#### [Entries provided]

_____

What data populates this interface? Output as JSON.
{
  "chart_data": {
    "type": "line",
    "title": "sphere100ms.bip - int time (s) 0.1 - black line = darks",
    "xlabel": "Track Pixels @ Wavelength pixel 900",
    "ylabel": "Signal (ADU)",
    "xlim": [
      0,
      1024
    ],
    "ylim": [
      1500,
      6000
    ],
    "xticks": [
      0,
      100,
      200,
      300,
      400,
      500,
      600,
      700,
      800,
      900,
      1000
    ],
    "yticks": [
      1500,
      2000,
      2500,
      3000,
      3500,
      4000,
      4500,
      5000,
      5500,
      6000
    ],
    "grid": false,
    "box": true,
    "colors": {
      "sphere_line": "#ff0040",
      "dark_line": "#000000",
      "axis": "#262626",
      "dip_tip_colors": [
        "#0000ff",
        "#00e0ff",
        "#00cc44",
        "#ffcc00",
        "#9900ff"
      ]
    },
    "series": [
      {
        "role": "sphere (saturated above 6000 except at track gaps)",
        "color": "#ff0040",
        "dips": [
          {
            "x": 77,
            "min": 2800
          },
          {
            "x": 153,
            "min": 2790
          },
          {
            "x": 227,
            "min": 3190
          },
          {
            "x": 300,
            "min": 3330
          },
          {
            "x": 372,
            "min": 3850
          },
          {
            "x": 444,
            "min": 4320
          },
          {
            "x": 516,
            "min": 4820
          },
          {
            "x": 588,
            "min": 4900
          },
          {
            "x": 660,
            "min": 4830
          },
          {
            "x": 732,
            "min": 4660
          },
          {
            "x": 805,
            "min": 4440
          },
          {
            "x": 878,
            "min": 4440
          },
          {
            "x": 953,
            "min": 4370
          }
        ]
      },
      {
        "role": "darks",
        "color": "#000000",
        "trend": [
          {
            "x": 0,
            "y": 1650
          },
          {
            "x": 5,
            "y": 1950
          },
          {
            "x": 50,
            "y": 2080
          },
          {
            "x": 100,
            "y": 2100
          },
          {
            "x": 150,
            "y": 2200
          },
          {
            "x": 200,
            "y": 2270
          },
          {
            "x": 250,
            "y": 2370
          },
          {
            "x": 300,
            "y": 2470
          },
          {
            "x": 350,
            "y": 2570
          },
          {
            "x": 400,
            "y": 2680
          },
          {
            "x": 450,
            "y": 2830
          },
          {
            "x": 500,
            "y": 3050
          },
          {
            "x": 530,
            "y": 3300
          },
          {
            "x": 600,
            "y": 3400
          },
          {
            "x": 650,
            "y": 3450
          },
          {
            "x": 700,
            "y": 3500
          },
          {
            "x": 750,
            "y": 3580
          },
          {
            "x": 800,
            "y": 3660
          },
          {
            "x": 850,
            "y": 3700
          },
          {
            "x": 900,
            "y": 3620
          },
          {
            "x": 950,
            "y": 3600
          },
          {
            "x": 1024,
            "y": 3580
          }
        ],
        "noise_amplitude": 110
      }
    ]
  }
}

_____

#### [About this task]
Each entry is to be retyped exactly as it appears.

#### [Solution to the exercise]
What data populates this interface? Output as JSON.
{
  "chart_data": {
    "type": "line",
    "title": "sphere100ms.bip - int time (s) 0.1 - black line = darks",
    "xlabel": "Track Pixels @ Wavelength pixel 900",
    "ylabel": "Signal (ADU)",
    "xlim": [
      0,
      1024
    ],
    "ylim": [
      1500,
      6000
    ],
    "xticks": [
      0,
      100,
      200,
      300,
      400,
      500,
      600,
      700,
      800,
      900,
      1000
    ],
    "yticks": [
      1500,
      2000,
      2500,
      3000,
      3500,
      4000,
      4500,
      5000,
      5500,
      6000
    ],
    "grid": false,
    "box": true,
    "colors": {
      "sphere_line": "#ff0040",
      "dark_line": "#000000",
      "axis": "#262626",
      "dip_tip_colors": [
        "#0000ff",
        "#00e0ff",
        "#00cc44",
        "#ffcc00",
        "#9900ff"
      ]
    },
    "series": [
      {
        "role": "sphere (saturated above 6000 except at track gaps)",
        "color": "#ff0040",
        "dips": [
          {
            "x": 77,
            "min": 2800
          },
          {
            "x": 153,
            "min": 2790
          },
          {
            "x": 227,
            "min": 3190
          },
          {
            "x": 300,
            "min": 3330
          },
          {
            "x": 372,
            "min": 3850
          },
          {
            "x": 444,
            "min": 4320
          },
          {
            "x": 516,
            "min": 4820
          },
          {
            "x": 588,
            "min": 4900
          },
          {
            "x": 660,
            "min": 4830
          },
          {
            "x": 732,
            "min": 4660
          },
          {
            "x": 805,
            "min": 4440
          },
          {
            "x": 878,
            "min": 4440
          },
          {
            "x": 953,
            "min": 4370
          }
        ]
      },
      {
        "role": "darks",
        "color": "#000000",
        "trend": [
          {
            "x": 0,
            "y": 1650
          },
          {
            "x": 5,
            "y": 1950
          },
          {
            "x": 50,
            "y": 2080
          },
          {
            "x": 100,
            "y": 2100
          },
          {
            "x": 150,
            "y": 2200
          },
          {
            "x": 200,
            "y": 2270
          },
          {
            "x": 250,
            "y": 2370
          },
          {
            "x": 300,
            "y": 2470
          },
          {
            "x": 350,
            "y": 2570
          },
          {
            "x": 400,
            "y": 2680
          },
          {
            "x": 450,
            "y": 2830
          },
          {
            "x": 500,
            "y": 3050
          },
          {
            "x": 530,
            "y": 3300
          },
          {
            "x": 600,
            "y": 3400
          },
          {
            "x": 650,
            "y": 3450
          },
          {
            "x": 700,
            "y": 3500
          },
          {
            "x": 750,
            "y": 3580
          },
          {
            "x": 800,
            "y": 3660
          },
          {
            "x": 850,
            "y": 3700
          },
          {
            "x": 900,
            "y": 3620
          },
          {
            "x": 950,
            "y": 3600
          },
          {
            "x": 1024,
            "y": 3580
          }
        ],
        "noise_amplitude": 110
      }
    ]
  }
}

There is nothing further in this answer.